The musical landscape was even bleaker. For every nasally Brit pop band there were 10 one hit wonders - usually from continental Europe or Scandinavia - as the infiltration of dance music into the mainstream shoved songwriting into the background. It's against this backdrop that Owen Harris's directorial debut, Kill Your Friends, an adaptation of a 2008 novel by John Niven, serving as screenwriter here, takes place.
It's 1997, and London is the centre of the 'Cool Brittania' movement. Steven Stelfox (Nicholas Hoult) is a mid-level A&R man at record label Unigram. He's ruthlessly determined to get ahead in the industry, despite confessing no interest whatever in music ("My favourite records are the ones that sell"). He borrows his life motto from Conan the Barbarian - "To crush your enemies, to see them driven before you, and to hear the lamentations of their women." - and takes this advice literally, murdering a colleague who has just won a promotion ahead of him. With a wannabe songwriter detective investigating and pestering him, Steven must juggle his coke and drink habits with staying out of prison and advancing his career.
Just as the recent Mississippi Grind is a derivative love letter to California Split, Kill Your Friends is a movie as imitative of American Psycho as it's possible to fashion. Christian Bale used the role of Patrick Bateman to shake off his child star past, and that seems to be the case with Hoult here, who similarly buffed himself up, though Steven's six-pack abs seem out of step with his lifestyle and habits. Harris and Niven have simply transferred the story from '80s New York to '90s London, swapping Wall Street trading for the record biz. A&R somewhat awkwardly becomes "assault and retribution" in the way mergers and acquisitions became "murders and executions." Hoult does his best to rival Bale's dead-eyed performance, but the script lacks the sort of killer lines on offer to the Welshman.

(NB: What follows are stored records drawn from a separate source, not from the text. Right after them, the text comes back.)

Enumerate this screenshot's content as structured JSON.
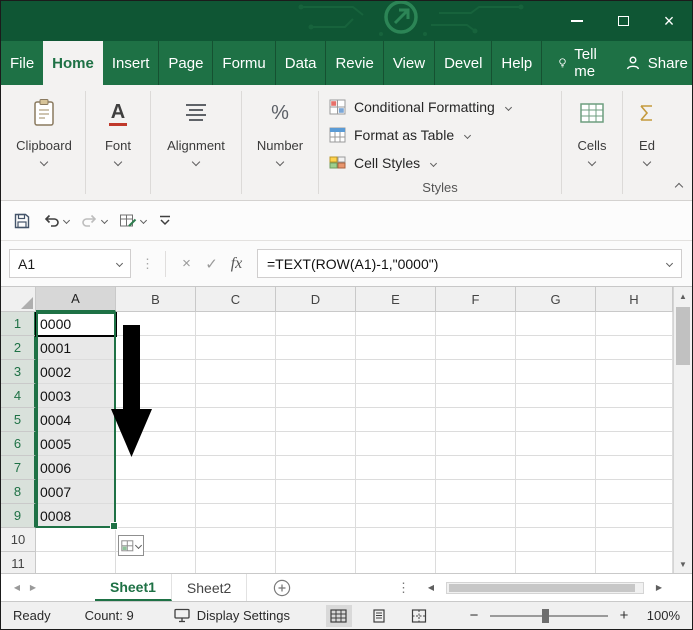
{
  "colors": {
    "titlebar_green": "#0f5634",
    "menubar_green": "#1e7145",
    "accent_green": "#1e7145",
    "active_tab_bg": "#f3f2f1",
    "selection_fill": "#e8e8e8",
    "selected_header_fill": "#d9e1db",
    "annotation_arrow": "#000000"
  },
  "icons": {
    "cancel": "×",
    "enter": "✓",
    "fx": "fx",
    "dots_vertical": "⋮",
    "scroll_up": "▲",
    "scroll_down": "▼",
    "scroll_left": "◀",
    "scroll_right": "▶",
    "zoom_out": "−",
    "zoom_in": "+",
    "font_letter": "A",
    "percent": "%"
  },
  "menu": {
    "items": [
      "File",
      "Home",
      "Insert",
      "Page",
      "Formu",
      "Data",
      "Revie",
      "View",
      "Devel",
      "Help"
    ],
    "active_item": "Home",
    "tell_me_label": "Tell me",
    "share_label": "Share"
  },
  "ribbon": {
    "collapsed_groups": [
      "Clipboard",
      "Font",
      "Alignment",
      "Number",
      "Cells",
      "Ed"
    ],
    "styles_group": {
      "buttons": [
        "Conditional Formatting",
        "Format as Table",
        "Cell Styles"
      ],
      "label": "Styles"
    }
  },
  "formula_bar": {
    "name_box_value": "A1",
    "formula": "=TEXT(ROW(A1)-1,\"0000\")"
  },
  "grid": {
    "columns": [
      "A",
      "B",
      "C",
      "D",
      "E",
      "F",
      "G",
      "H"
    ],
    "rows": [
      "1",
      "2",
      "3",
      "4",
      "5",
      "6",
      "7",
      "8",
      "9",
      "10",
      "11"
    ],
    "cells_a": [
      "0000",
      "0001",
      "0002",
      "0003",
      "0004",
      "0005",
      "0006",
      "0007",
      "0008"
    ],
    "active_cell": "A1",
    "selected_range": "A1:A9"
  },
  "sheet_bar": {
    "tabs": [
      "Sheet1",
      "Sheet2"
    ],
    "active_tab": "Sheet1"
  },
  "status_bar": {
    "mode": "Ready",
    "count": "Count: 9",
    "display_settings": "Display Settings",
    "zoom_level": "100%"
  }
}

Stylistically, Kill Your Friends resembles a product of the era it's aping, all smartass voiceovers and redundant flashy visuals; make of that what you will, but I grew tired of this post-Trainspotting style of storytelling two decades ago.



discussion by